___ Records supplied
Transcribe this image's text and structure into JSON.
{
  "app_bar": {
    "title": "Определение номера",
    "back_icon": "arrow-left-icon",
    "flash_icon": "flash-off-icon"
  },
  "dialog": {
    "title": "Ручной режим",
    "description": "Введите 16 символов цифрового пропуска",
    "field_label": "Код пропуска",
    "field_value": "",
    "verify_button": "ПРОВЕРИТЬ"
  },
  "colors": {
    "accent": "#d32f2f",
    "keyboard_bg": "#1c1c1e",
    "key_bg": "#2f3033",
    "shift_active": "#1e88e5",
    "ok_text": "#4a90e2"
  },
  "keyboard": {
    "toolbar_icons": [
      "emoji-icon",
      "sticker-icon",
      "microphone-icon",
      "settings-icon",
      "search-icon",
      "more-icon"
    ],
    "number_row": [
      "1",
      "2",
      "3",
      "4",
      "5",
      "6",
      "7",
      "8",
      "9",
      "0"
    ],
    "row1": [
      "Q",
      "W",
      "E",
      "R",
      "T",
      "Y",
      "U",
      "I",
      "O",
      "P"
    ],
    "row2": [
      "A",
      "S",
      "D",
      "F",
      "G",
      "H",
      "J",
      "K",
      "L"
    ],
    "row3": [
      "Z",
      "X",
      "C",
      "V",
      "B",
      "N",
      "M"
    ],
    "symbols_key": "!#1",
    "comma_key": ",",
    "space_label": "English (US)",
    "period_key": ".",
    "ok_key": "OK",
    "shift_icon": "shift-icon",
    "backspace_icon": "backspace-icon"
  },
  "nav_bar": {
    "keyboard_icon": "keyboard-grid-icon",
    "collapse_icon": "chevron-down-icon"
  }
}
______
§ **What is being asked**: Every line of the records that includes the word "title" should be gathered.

§ **Response area**:
    "title": "Определение номера",
    "title": "Ручной режим",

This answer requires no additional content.